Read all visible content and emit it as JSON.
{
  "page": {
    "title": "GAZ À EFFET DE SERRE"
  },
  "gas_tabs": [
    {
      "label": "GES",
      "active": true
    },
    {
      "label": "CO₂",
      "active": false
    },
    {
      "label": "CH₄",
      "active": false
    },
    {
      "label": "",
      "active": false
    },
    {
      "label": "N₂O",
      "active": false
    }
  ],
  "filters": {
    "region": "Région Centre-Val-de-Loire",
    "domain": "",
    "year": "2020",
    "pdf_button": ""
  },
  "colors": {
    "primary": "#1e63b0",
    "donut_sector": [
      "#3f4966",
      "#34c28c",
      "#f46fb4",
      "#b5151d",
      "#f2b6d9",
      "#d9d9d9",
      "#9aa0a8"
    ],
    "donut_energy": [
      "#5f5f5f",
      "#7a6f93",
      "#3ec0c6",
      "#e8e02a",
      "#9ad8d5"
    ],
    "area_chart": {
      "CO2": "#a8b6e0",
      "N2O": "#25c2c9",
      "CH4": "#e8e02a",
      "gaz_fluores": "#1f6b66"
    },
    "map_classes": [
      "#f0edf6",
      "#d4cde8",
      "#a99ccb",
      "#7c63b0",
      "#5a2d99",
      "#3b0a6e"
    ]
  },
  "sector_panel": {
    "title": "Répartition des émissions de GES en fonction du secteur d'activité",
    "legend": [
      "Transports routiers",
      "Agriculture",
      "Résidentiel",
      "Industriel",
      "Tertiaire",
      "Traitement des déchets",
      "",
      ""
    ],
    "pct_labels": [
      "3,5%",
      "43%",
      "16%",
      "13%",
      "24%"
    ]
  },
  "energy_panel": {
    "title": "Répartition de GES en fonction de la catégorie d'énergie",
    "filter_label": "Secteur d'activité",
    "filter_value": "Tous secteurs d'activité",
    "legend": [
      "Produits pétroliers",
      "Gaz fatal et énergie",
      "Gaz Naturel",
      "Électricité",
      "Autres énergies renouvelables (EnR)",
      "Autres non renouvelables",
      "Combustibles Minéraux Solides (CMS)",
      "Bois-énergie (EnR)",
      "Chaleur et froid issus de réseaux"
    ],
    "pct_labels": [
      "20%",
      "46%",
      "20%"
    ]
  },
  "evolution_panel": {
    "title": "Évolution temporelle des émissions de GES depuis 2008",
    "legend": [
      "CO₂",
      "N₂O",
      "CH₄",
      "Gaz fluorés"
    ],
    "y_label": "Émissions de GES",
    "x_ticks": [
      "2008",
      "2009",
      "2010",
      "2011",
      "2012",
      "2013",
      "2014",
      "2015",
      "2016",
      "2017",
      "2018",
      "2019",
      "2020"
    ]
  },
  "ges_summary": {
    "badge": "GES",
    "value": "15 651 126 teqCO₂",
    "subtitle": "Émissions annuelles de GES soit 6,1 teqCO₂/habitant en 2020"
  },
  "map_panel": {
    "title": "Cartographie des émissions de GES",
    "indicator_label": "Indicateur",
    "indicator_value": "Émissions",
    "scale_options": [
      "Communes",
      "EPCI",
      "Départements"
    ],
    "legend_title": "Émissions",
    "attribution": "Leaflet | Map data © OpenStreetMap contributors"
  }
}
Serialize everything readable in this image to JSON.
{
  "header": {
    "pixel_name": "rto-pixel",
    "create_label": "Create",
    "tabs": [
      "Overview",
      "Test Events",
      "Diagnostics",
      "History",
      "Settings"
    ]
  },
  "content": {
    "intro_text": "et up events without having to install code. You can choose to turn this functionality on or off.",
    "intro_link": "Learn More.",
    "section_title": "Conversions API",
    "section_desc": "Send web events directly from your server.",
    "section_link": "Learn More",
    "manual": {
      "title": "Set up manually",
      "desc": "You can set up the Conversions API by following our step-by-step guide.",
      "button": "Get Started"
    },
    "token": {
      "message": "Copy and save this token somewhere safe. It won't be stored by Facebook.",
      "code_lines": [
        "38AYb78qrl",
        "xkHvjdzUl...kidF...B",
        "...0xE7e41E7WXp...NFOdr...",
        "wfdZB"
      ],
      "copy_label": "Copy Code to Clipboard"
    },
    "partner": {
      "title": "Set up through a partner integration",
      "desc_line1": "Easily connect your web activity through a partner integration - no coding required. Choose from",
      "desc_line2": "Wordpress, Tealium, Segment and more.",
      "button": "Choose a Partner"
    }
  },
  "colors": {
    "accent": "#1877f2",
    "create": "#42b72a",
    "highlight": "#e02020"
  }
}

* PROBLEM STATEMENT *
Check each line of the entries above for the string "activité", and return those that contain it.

* YOUR RESPONSE *
    "title": "Répartition des émissions de GES en fonction du secteur d'activité",
    "filter_label": "Secteur d'activité",
    "filter_value": "Tous secteurs d'activité",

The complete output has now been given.